Sure. But, well, that link has the IRS’s position. It would take legal proceedings to even have a chance to make the case that they’re wrong.
Is this something like Python Software Foundation, but for Ruby?
I got the impression that it was specifically targeted towards the surrounding infrastructure of Ruby, rather than the language itself.
Yes, this is true. Bundler, Rubygems, and development of RubyGems.org are the initial projects we’ve chosen. (Server bills are already paid for by Ruby Central.)
Prediction: 2 months from now, blog post from @steveklabnik, “How we used Rust to speed up Rubygems” :)
Haha, even I wouldnt put Rust into production before we release 1.0 ;)
Why not? @wycats did it!
PSF also supports Python projects besides Python the language and CPython the implementation.
Looking at 2012 report, in 2012 PSF granted $5,000 for PyPy Software Transactional Memory, $5,000 for Kivy port to Python 3, and $1,000 for NLTK port to Python 3.
Right, I guess I just meant that this looked like it didn’t have the scope of something like the PSF
How does this organization relate to (or conflict with) Ruby Central?
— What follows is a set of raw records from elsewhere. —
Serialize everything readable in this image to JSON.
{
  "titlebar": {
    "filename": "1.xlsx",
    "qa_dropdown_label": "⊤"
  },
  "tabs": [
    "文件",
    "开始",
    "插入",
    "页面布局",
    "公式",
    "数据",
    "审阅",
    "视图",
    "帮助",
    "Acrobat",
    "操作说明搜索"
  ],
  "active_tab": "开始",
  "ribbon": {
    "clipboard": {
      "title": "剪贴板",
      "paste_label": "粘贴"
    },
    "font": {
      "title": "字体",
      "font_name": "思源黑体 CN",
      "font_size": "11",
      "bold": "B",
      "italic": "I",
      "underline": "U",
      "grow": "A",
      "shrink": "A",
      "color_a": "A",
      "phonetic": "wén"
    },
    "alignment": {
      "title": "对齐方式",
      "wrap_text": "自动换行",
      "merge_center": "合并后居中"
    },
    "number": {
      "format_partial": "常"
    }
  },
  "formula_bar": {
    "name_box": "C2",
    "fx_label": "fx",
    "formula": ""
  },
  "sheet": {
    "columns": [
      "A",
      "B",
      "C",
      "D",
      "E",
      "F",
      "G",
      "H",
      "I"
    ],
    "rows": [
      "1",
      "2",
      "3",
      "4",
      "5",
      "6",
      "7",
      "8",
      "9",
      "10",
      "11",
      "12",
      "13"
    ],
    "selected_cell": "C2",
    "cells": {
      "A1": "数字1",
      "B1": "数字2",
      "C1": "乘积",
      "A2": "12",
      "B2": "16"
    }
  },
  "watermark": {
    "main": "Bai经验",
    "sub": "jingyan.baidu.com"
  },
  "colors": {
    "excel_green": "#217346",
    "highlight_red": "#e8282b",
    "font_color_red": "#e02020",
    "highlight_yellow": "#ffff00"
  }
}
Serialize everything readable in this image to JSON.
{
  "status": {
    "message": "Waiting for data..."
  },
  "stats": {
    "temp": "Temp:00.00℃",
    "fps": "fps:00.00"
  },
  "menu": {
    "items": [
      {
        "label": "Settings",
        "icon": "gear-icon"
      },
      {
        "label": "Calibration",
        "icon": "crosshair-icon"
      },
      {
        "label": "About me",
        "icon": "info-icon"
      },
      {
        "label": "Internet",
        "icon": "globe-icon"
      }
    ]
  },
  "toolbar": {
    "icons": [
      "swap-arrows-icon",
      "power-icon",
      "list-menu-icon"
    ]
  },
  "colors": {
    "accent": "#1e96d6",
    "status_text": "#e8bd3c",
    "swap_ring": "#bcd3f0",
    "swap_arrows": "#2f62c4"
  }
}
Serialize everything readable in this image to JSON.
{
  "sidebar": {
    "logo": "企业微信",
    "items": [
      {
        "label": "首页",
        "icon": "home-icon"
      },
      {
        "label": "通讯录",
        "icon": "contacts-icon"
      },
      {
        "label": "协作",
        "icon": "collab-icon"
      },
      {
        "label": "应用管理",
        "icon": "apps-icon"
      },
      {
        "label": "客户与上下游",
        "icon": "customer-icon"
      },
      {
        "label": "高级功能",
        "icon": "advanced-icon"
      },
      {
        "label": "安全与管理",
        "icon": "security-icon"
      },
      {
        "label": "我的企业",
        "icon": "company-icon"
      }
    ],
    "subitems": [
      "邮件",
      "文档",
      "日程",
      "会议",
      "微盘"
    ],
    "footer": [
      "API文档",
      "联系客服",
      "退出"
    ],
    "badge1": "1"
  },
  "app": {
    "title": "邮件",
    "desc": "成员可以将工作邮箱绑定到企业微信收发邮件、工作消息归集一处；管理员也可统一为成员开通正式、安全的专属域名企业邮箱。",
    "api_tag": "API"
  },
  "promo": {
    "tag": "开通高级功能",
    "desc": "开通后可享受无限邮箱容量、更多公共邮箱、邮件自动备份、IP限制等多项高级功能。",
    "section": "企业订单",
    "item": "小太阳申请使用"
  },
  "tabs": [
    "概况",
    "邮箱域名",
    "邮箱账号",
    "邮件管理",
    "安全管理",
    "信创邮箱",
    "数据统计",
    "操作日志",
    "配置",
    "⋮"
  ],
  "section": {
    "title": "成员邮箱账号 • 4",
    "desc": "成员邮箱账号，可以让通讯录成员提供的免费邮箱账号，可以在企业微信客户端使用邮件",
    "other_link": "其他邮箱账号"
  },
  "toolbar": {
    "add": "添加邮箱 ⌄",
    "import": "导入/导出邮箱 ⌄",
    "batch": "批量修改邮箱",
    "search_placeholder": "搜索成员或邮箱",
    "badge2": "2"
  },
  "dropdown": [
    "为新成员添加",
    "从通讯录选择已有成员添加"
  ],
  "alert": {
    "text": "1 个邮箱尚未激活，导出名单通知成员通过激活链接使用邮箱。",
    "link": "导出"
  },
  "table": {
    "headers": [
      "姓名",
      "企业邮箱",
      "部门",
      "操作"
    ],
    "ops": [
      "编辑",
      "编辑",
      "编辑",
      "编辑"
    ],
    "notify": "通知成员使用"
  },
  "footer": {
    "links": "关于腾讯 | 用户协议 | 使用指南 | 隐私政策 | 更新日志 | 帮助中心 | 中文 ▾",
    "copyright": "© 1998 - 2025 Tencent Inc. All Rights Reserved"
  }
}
Seems like the mission is the same?
Ruby Central basically does two things: pay for RubyGems.org’s hosting, and administer Ruby/Rails Conf. That’s basically it. We are looking to pay for development on core Ruby infrastructure. They’re certainly kind of similar in ways, but also different.
It’s worth noting that Sarah Mei is a director at Ruby Central, and also on our board.
I’d like to add that a different book and a different name it simplifies bookkeeping and outreach a lot.
We just announced a small partnership with Ruby Central https://rubytogether.org/rubygems